The EFR system features a complete smart metering concept and can interface to optional PC based services on the basis of the established longwave solution alone

Downstream channel response time not critical
The optional meter reading capability requires technologies that guarantee unambiguous identification of the meter and are able to transmit contents such as the meter reading and status of each meter to a metering management centre. Either the transmission is triggered by a central server or the meters independently transmit their data at prescribed times.

Response time for this data is not important. Because they are time stamped, delayed measured values or measured value series can arrive at the metering management centre without causing problems. The EFR system can be supplemented by an optional downstream channel. Here the main priority is reliability. A robust powerline communications system (RPLC) can be used for this purpose.

RPLC is used exclusively to transmit along the “last mile”. From there, the data is transmitted to the metering management centre via GPRS, ISDN, DSL or other means.

RPLC operates at low transmission levels and uses low bit rates. This makes the technology affordable and the low transmission levels avoid EMF problems. Repeaters are not required because the system is designed for high noise immunity along the route between the meter and the node (transformer).

In cases where it does not make technical or economic sense to use the powerline technology, a GSM/GPRS solution is available to connect the meter to the metering management centre. In this case, the technology used for mobile phone applications would be applied. Low rates can be offered because communication is limited to transmitting metering data and fault signals from the customer’s installation. The meter does not need to be reachable via the GSM/GPRS channel, because the radio ripple control is on standby in the upstream channel.

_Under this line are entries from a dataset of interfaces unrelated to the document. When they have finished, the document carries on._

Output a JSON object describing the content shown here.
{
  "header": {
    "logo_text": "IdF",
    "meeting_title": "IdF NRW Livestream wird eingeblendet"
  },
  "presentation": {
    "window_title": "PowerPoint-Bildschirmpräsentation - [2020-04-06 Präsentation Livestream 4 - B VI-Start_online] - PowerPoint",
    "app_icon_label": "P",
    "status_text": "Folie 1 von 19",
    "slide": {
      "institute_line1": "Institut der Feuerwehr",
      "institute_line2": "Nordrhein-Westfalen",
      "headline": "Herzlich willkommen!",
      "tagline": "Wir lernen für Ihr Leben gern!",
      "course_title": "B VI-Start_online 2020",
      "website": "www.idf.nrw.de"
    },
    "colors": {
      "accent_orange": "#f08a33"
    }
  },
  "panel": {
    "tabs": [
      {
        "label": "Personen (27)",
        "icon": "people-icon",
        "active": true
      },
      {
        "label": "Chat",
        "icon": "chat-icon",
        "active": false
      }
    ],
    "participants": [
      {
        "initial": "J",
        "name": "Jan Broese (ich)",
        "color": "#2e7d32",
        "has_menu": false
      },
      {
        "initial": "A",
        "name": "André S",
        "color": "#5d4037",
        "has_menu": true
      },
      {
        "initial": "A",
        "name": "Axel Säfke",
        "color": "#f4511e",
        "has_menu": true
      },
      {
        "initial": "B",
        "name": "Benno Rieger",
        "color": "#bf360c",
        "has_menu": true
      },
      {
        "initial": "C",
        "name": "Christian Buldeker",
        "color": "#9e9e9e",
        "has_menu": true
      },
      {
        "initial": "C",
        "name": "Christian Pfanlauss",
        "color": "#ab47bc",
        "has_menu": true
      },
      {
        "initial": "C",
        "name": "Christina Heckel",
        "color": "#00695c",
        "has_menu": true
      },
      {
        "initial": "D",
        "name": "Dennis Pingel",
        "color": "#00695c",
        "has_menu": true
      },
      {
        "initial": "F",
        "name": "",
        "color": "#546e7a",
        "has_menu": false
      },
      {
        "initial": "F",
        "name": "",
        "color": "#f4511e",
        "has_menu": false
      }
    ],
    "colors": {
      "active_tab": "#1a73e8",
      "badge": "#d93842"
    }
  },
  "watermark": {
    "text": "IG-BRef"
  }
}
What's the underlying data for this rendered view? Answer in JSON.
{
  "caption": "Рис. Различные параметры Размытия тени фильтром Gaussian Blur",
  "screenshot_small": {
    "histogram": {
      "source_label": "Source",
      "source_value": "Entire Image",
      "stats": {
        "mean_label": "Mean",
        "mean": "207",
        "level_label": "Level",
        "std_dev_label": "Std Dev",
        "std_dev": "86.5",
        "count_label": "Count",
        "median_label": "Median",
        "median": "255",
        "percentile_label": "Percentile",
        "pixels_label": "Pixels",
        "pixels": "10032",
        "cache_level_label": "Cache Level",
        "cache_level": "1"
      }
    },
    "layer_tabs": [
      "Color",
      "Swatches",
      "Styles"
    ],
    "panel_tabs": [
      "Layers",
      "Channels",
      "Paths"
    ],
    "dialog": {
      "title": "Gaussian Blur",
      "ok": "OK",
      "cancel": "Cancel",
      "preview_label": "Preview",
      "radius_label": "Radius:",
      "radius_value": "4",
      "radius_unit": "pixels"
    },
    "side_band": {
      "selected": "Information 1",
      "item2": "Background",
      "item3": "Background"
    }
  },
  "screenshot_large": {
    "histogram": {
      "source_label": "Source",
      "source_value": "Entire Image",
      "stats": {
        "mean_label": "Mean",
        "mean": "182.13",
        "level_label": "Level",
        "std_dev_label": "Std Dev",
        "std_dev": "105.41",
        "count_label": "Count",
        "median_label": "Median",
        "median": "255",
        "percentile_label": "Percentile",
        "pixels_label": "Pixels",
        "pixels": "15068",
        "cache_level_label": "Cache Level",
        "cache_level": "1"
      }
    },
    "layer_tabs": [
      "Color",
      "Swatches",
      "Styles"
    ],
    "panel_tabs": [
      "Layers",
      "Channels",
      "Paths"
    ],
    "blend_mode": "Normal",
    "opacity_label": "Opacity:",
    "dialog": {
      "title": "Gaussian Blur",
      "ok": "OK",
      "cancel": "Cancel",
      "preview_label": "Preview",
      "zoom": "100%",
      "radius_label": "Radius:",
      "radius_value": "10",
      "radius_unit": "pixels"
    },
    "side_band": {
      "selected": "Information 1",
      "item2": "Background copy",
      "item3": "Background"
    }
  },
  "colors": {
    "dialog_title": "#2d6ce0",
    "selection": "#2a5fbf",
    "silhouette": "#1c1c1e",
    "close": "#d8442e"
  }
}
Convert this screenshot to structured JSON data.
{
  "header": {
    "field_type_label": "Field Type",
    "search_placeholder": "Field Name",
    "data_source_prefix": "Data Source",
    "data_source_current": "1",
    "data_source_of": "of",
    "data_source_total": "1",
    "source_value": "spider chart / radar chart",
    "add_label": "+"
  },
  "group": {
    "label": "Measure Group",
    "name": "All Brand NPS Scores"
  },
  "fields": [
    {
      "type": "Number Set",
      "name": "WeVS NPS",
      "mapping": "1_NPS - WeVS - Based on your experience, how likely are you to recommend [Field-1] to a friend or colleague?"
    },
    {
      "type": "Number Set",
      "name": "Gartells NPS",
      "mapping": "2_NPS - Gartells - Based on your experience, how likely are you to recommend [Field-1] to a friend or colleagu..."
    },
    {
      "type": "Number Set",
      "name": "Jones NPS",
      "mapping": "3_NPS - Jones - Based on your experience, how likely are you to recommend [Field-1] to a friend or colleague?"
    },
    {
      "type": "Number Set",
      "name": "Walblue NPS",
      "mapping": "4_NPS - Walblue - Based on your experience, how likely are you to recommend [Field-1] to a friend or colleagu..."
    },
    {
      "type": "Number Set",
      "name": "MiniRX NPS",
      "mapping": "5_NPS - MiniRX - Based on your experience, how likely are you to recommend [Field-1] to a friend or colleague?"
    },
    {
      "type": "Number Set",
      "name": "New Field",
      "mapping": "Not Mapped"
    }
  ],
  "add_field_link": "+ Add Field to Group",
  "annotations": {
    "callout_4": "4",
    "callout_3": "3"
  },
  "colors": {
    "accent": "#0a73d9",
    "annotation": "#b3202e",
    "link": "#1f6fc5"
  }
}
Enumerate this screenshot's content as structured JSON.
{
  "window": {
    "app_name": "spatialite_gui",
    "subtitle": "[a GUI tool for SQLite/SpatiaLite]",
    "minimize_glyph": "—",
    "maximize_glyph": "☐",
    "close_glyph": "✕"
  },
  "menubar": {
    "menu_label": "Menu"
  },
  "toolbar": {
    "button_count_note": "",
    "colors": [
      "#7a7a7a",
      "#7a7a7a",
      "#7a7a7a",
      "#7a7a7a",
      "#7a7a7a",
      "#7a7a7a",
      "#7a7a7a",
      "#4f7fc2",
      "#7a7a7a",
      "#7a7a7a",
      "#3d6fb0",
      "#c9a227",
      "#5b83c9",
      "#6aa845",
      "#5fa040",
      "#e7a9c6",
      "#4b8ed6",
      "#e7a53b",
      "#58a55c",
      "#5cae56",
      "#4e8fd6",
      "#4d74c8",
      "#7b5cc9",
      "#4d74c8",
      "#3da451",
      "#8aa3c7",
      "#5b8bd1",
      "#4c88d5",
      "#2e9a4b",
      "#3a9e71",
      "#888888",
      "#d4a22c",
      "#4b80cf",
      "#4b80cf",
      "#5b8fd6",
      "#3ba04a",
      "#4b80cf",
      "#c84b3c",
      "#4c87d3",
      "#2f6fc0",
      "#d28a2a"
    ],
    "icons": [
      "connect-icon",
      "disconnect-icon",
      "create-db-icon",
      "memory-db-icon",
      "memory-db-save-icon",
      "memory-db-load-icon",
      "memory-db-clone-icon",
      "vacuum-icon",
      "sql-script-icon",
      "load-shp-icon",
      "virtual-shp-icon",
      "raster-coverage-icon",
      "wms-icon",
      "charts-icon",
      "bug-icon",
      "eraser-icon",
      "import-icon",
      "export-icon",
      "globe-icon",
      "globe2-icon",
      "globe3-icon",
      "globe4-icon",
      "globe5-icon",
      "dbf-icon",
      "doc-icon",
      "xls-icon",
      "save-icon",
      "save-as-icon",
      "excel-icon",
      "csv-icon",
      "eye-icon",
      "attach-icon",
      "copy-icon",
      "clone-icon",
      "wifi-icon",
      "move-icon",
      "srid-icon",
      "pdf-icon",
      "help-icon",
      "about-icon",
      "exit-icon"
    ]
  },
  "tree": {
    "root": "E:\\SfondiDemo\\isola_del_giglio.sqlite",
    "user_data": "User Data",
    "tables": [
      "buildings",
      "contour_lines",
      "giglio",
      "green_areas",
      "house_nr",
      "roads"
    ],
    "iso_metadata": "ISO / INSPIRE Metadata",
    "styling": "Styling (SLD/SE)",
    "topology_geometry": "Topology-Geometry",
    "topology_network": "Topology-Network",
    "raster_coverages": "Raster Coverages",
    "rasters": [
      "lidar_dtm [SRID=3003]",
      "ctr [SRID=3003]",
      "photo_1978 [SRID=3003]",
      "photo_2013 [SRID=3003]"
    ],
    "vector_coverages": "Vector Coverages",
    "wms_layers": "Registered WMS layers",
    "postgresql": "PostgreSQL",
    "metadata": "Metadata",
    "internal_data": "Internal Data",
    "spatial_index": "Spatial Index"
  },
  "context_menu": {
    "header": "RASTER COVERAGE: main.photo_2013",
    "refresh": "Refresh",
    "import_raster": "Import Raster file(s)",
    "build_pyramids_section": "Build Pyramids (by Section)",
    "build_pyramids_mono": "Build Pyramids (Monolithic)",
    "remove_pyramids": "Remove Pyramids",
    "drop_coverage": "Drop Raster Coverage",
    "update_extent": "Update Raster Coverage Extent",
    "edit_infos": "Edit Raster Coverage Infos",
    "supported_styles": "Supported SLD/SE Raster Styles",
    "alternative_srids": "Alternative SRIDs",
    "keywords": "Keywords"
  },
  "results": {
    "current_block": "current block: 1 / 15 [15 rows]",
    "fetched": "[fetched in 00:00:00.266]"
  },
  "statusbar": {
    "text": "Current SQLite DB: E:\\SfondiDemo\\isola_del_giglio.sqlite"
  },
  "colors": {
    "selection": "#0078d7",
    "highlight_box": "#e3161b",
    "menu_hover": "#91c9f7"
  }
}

The ripple control and metering management centre
The key component of the EFR solution is a high availability IT environment, which handles the rate, load and injection management commands, as well as rapidly initiating transmissions and administering the metering data generated by the remote meter reading process. EFR’s central computer is used for this purpose. It is configured redundantly and is interfaced with established communication channels. It is easy to expand the system with optional functions such as weather warnings, or to customise energy data management (EDM). In contrast to established EDM solutions, the energy data management system can be designed to suit customers with fixed rates. Its main job is to gather metering data, check it for completeness and plausibility, then process and compress the information. The data is made available to or transmitted to utilities for billing purposes.

Other optional features are available; for example, internet services can be added, which are managed from the metering management centre, from where information is made available to customers on a password protected website. This could include consumption data in the form of tables, graphs or statistics; that is, information that provides additional customer benefits by way of an incentive system.

A power grid operating system geared toward stability will require sophisticated, fast acting load and power injection management. Encouraging fixed rate customers to shift their consumption peaks to periods of lower network demand will also contribute to load balancing. This can be accomplished by incorporating power consuming customers into an incentive system supported by variable rates. The EFR system takes the above approach and combines it with smart metering tasks and customer services such as weather forecasting. Radio ripple control and a robust power line communication system or GSM/GPRS meet the specifications for the upstream and downstream channels at a competitive price level.